◆ **Your assignment**: Scan the data below and report how many lines include the word "tabs". Nothing else is wanted.
---------- Records shown
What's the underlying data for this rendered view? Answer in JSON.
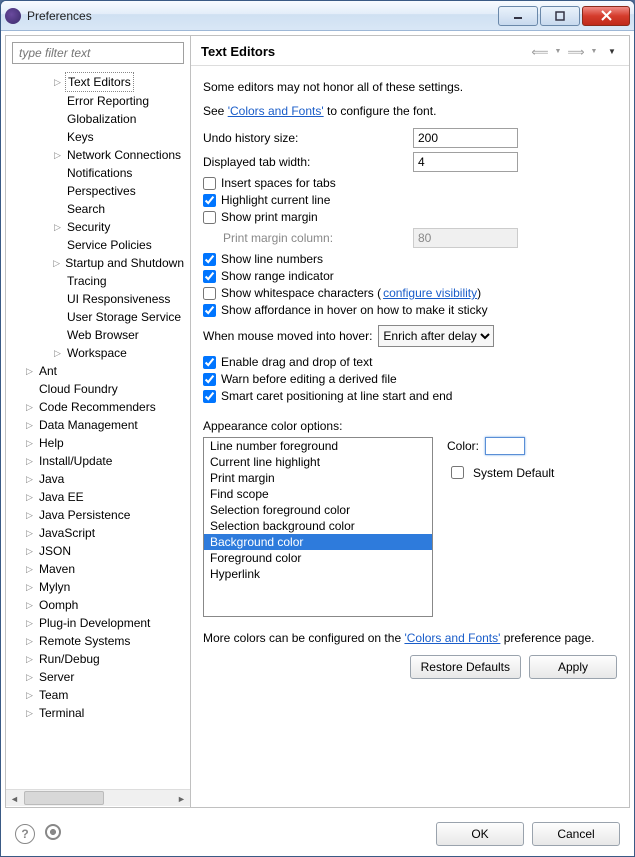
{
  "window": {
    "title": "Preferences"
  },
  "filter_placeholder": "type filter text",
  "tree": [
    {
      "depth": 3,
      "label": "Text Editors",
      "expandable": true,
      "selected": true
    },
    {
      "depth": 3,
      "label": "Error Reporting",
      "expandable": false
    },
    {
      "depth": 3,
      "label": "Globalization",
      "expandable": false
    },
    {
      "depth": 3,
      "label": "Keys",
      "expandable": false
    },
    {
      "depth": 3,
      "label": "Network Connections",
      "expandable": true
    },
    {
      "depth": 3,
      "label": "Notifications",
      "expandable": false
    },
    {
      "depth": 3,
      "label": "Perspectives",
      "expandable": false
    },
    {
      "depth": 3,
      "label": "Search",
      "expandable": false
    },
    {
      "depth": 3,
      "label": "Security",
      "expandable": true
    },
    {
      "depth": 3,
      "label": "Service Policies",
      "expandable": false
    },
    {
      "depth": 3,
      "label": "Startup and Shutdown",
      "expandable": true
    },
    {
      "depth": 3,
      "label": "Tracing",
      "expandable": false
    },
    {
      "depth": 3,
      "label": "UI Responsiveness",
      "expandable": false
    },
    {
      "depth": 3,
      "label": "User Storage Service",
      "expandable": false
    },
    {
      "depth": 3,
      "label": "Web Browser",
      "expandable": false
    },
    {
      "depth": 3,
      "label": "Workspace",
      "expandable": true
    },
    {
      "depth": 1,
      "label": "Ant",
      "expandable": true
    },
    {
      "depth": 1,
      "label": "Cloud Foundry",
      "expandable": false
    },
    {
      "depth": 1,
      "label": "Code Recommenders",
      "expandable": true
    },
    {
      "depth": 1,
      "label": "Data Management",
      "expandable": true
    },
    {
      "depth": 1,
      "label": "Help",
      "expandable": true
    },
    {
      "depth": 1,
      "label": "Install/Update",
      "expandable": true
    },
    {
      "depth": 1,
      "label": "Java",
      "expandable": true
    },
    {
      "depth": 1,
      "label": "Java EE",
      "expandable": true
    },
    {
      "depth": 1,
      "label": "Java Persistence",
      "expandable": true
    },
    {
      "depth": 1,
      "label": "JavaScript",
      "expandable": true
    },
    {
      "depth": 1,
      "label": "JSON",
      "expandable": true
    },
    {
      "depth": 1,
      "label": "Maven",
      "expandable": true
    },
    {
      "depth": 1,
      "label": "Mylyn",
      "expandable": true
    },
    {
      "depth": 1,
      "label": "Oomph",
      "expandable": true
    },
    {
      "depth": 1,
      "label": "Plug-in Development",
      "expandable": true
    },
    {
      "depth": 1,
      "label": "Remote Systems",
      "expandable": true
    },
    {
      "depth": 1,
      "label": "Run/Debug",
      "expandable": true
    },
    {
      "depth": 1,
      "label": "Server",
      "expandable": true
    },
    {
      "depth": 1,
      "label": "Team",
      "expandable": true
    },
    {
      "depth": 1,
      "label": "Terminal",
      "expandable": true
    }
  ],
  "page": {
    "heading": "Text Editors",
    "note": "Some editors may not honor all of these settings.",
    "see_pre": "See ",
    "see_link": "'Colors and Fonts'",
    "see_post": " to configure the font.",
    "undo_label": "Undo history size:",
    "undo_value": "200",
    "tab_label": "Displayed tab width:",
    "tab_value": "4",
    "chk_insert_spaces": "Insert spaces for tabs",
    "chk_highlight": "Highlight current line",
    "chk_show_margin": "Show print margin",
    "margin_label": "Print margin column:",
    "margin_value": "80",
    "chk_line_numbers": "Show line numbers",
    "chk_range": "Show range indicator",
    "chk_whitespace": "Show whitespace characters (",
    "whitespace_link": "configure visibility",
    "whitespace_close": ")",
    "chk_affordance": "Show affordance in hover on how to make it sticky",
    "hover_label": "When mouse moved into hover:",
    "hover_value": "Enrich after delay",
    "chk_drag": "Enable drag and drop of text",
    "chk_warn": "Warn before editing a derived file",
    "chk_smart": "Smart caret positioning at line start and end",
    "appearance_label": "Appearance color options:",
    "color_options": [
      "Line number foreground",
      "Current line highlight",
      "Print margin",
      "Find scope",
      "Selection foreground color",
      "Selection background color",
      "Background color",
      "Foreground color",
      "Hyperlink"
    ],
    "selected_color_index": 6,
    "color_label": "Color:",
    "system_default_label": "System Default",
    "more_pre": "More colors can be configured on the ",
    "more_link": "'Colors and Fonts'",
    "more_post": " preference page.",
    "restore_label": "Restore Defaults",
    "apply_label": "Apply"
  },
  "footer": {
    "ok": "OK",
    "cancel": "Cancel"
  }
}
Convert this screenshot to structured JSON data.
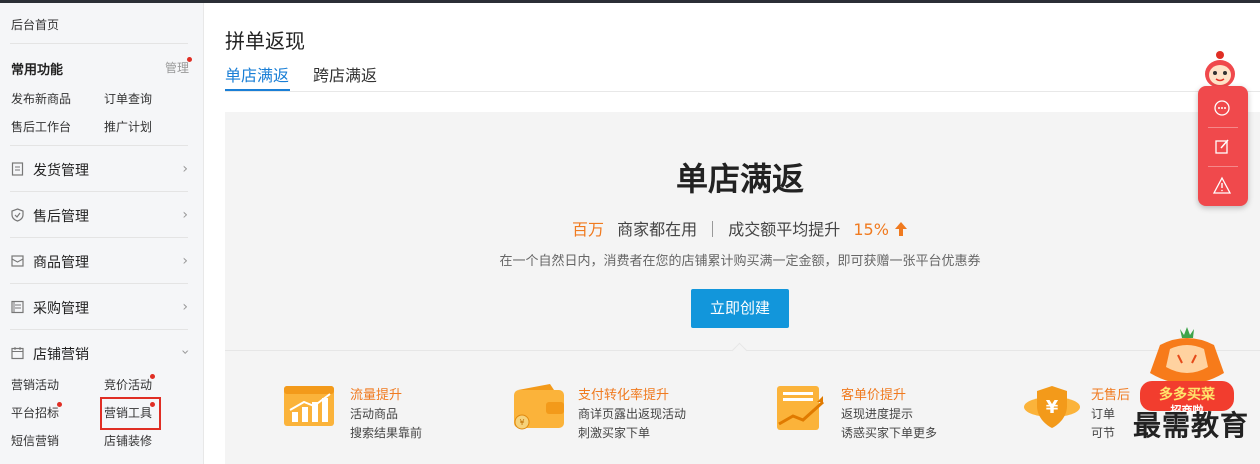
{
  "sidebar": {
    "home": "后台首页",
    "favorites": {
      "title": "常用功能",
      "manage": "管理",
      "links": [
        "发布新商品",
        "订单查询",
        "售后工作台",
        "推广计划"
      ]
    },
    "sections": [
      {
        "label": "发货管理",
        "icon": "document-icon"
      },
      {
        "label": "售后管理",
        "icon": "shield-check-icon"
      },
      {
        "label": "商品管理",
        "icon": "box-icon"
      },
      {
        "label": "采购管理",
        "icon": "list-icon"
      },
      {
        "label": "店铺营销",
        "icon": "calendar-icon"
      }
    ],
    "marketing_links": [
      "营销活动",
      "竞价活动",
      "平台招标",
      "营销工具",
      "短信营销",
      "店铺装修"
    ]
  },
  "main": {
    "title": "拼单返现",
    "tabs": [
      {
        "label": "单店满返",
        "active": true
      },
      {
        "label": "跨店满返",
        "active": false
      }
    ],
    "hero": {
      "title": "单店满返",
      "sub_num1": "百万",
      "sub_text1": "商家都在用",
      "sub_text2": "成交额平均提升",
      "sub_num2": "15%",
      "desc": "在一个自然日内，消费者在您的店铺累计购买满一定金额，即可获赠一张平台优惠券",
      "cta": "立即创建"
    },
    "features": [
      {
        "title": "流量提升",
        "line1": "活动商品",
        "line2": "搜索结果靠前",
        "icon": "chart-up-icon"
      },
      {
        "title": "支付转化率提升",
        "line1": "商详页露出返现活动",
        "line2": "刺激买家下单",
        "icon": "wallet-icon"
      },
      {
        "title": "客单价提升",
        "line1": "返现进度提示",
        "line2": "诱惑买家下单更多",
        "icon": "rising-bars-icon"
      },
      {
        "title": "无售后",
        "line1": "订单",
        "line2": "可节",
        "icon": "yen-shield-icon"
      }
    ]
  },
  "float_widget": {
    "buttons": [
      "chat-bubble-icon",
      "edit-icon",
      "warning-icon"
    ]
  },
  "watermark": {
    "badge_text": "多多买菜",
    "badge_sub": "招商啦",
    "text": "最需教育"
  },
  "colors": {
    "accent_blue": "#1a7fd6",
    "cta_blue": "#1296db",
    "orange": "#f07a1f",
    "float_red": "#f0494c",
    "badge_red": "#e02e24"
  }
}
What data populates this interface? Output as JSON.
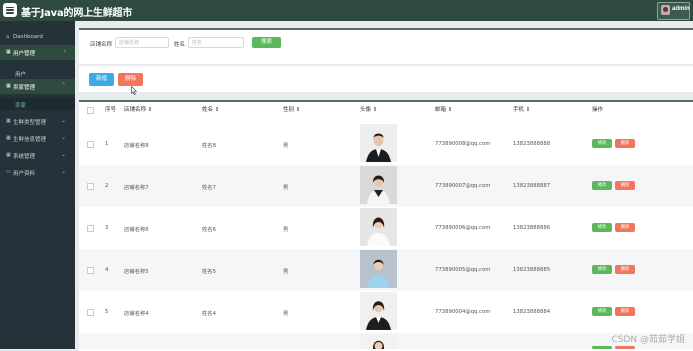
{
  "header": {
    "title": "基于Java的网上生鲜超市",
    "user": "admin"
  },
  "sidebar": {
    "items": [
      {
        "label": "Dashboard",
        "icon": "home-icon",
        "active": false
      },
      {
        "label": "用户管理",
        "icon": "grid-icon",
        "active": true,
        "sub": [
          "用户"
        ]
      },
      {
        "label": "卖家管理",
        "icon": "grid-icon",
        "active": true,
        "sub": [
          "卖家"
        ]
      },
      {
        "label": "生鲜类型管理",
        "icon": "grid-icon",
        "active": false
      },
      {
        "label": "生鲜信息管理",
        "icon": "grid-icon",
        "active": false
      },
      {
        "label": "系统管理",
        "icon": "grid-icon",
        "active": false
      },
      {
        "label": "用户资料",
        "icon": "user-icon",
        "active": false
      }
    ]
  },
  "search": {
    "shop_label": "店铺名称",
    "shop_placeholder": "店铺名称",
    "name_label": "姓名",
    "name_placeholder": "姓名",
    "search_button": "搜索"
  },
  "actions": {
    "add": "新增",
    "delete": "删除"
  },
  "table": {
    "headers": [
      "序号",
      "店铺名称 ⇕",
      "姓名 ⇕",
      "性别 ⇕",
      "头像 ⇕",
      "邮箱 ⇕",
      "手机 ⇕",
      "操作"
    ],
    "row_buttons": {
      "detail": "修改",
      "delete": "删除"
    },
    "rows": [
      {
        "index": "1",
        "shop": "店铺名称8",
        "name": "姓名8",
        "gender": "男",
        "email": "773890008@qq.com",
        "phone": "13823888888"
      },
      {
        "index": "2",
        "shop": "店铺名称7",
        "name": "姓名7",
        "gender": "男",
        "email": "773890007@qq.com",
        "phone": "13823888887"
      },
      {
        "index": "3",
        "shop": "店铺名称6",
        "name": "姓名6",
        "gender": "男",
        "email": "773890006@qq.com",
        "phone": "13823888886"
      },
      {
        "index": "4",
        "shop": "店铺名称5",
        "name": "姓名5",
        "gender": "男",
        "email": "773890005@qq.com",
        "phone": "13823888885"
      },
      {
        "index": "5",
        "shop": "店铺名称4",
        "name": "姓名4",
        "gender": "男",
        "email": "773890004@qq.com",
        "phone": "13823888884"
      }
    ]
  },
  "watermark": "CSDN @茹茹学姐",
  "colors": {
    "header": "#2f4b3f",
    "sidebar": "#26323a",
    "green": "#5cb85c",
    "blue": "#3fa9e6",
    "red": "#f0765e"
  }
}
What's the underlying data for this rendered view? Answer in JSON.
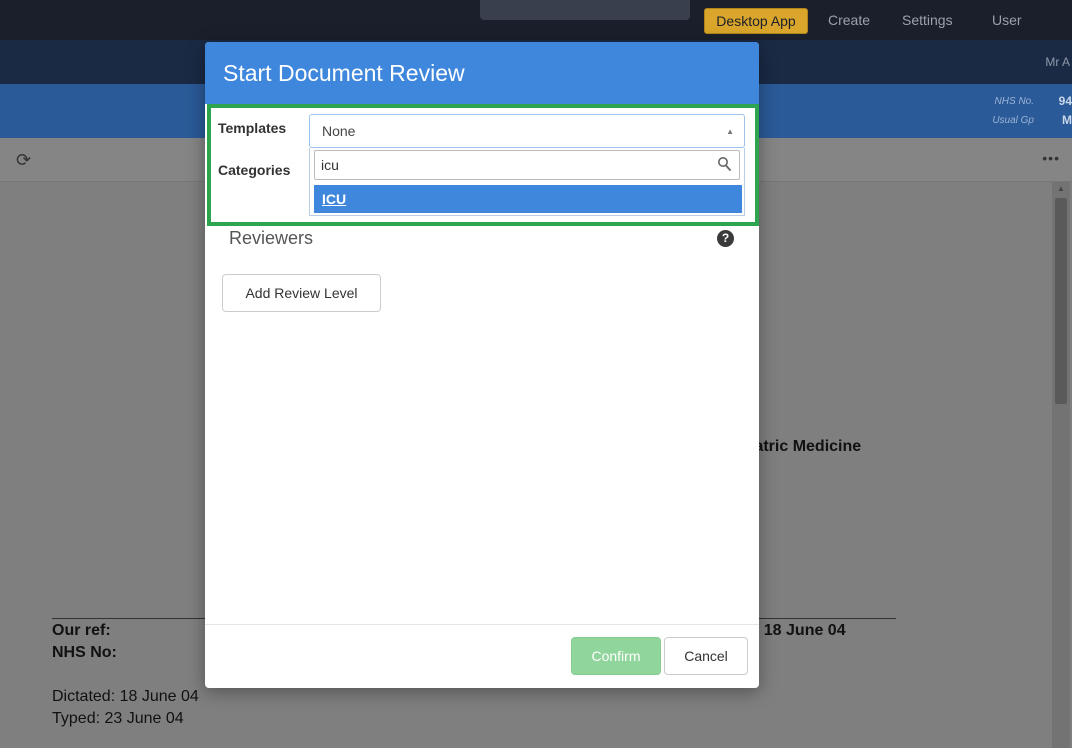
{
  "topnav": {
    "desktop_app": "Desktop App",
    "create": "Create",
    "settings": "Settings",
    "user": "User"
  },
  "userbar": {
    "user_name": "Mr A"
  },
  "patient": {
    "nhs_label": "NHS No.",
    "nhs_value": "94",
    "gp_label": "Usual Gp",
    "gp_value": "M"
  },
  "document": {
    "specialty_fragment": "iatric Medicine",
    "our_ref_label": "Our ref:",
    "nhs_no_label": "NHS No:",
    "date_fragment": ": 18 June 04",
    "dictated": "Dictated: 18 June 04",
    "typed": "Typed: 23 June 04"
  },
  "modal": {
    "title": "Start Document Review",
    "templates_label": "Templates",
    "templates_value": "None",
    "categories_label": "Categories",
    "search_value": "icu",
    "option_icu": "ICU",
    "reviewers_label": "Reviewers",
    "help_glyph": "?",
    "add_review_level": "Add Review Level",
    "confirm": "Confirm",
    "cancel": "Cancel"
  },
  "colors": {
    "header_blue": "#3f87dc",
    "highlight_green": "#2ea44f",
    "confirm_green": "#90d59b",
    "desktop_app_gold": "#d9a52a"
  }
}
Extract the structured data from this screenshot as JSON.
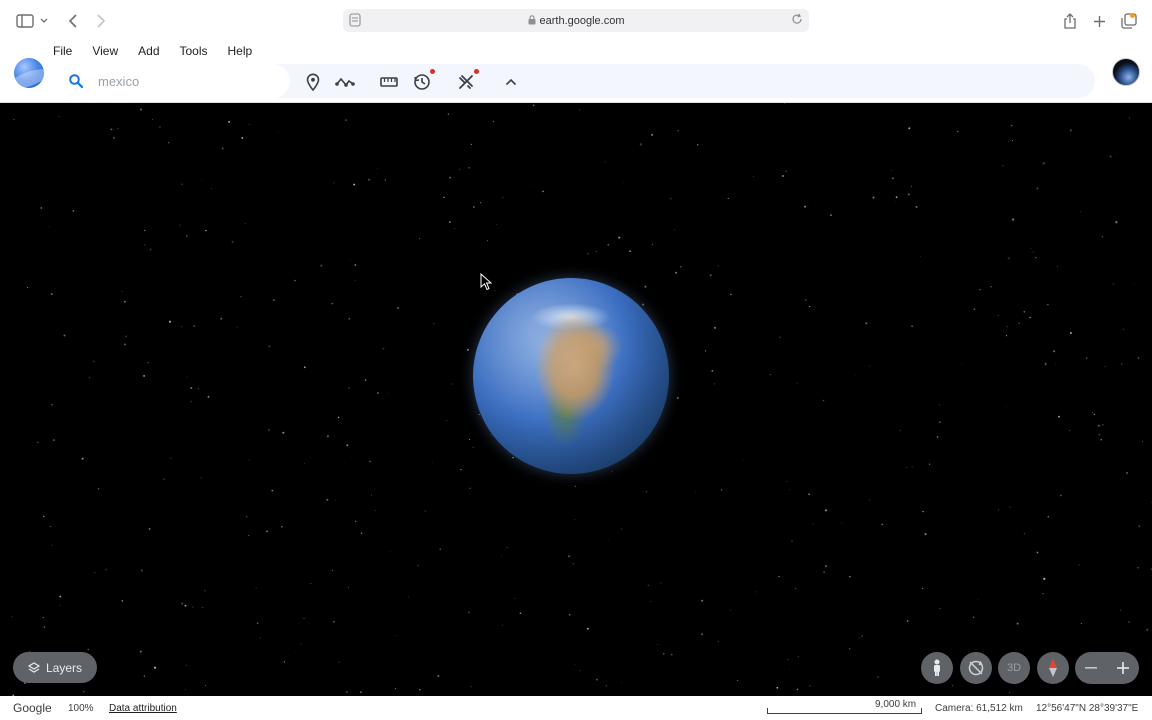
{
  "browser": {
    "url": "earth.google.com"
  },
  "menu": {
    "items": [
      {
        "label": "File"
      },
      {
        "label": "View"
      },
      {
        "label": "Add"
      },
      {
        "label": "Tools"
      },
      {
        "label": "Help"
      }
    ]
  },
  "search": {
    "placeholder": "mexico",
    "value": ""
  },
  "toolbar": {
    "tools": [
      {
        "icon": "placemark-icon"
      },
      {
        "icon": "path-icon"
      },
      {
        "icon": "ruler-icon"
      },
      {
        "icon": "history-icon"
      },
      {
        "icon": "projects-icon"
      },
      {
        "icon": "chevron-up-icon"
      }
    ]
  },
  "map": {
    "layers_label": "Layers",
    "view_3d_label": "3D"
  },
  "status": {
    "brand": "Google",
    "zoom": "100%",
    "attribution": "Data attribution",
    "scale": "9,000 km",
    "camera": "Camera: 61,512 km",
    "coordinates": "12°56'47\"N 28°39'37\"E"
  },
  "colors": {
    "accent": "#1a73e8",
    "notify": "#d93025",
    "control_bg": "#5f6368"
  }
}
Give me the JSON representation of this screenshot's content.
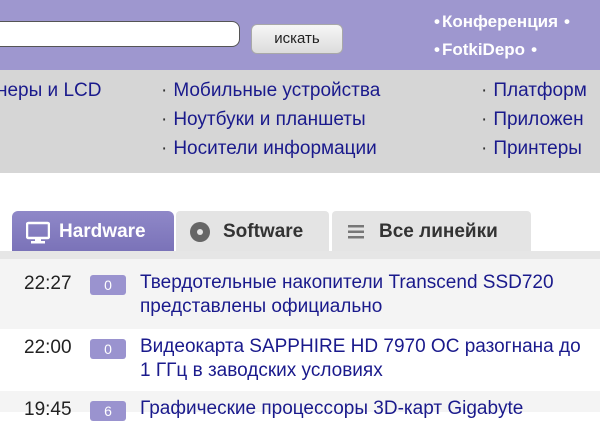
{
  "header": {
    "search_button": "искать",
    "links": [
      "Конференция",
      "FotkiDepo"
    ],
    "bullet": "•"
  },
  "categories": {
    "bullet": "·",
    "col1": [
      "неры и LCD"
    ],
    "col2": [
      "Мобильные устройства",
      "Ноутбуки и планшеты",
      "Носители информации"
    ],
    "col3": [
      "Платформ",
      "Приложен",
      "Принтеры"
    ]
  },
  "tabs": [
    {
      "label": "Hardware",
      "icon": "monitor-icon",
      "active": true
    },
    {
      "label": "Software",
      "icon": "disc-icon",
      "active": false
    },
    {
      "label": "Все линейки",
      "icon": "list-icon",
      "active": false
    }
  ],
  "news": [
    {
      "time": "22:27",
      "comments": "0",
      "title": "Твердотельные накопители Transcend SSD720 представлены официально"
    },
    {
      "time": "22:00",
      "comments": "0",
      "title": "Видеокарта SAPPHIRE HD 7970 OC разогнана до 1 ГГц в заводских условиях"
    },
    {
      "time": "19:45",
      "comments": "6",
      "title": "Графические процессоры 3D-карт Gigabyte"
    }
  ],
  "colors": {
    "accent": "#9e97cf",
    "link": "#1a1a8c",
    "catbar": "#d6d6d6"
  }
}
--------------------
◆ **Exercise response**: 3